Affiliate web sites have become a major source of sales and new customers for online retailers. But affiliate marketing sites, which host links to retailers and earn a commission on each sale that takes place when someone clicks from the affiliate site to the retailer’s, can also pose threats to a retailer’s brand and Internet search strategy if the retailer does not keep an eye on its affiliates.
That’s the message Frederick’s of Hollywood and SeaEagle.com delivered to attendees at the Annual Catalog Conference in Chicago last month. “Affiliates are outside sales people, helpful in getting new customers, but you have to consider your brand equity,” said Danielle Savin, vice president and general manager of the direct division at Frederick’s. “What does the affiliate do to your brand?”
For instance, Frederick’s avoids affiliates that operate as discount sites to avoid building a reputation for Frederick’s as an off-price retailer, Savin said. She noted that 5% of Frederick’s direct sales are through affiliates and that 75% of affiliate-generated sales are new customers. Jeff Molander, principal of consulting firm Molander & Associates and moderator of the session that featured Savin and John Hoge, vice president of SeaEagle.com, online and catalog retailer of boats and marine supplies, noted that he has seen more retailers paying closer attention to how affiliates play up their brand image, discouraging affiliates from overly promoting discounted prices.
Another concern in affiliate marketing is what affiliates can do to a retailer’s cost of engaging in search engine marketing, Molander said. Particularly nettlesome, he said, was the practice of some affiliates to outbid their retailer partners on keywords or on the retailer’s own name. Molander said he is seeing more retailers insisting that affiliates not include the retailer’s trademarked terms in the affiliate’s Internet search marketing strategies.
Got to pay attention
While much of the affiliate sign-up and sales commission processes are automated, affiliate marketing management is no wind-it-up-and-let-it-run operation, attendees heard. Getting the most out of affiliate programs requires strong relationships with top affiliates and closely monitoring those that may harm a retailer’s brand, Hoge said. About half the time SeaEagle spends on its affiliate programs is in monitoring the 5% of affiliates who put SeaEagle’s Internet marketing programs at risk, while it spends the other half on building relationships with its best affiliates. “We need strong relationships and trust with affiliates,” he said. Hoge said SeaEagle pays 12% commissions on sales from new customers and 5% for repeat customers.
Hoge said he routinely checks search engine Overture, which is owned by Yahoo Inc., to see how much affiliates are bidding on SeaEagle’s preferred keywords, including its brand name. “As long as affiliates’ keywords appear below ours, that’s a benefit to us,” Hoge said. “But we say that affiliates can’t outbid us for our key cost-per-click words. If they try to push us down in search results, we tell them not to.”
He added that the Google search engine doesn’t provide as much visibility into what others are bidding on keywords, but that he’ll monitor Google search results for SeaEagle’s key terms and contact any affiliates that appear too high in listings.

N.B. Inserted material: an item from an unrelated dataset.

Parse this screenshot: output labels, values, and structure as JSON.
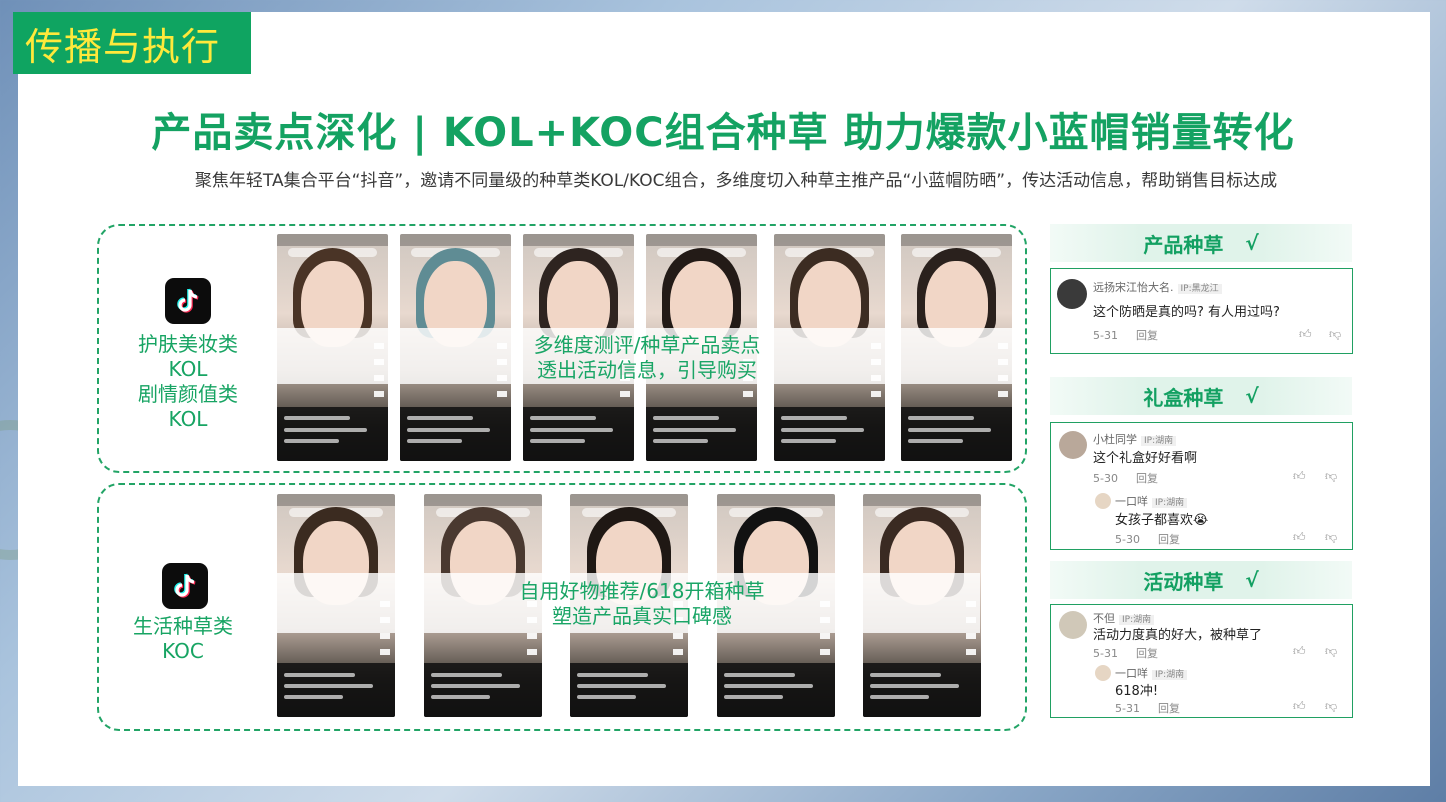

Both SeaEagle and Frederick’s said they actively assist their affiliates in improving promotional activity. SeaEagle offers cash prizes to affiliates that work to increase sales through such steps as better site placement of SeaEagle product links, promotional pop-ups, targeted e-mail campaigns and in-store signage.
Frederick’s encourages affiliates to participate in special promotions. “If we do free shipping, we let the affiliates know so they can promote it also,” Savin said.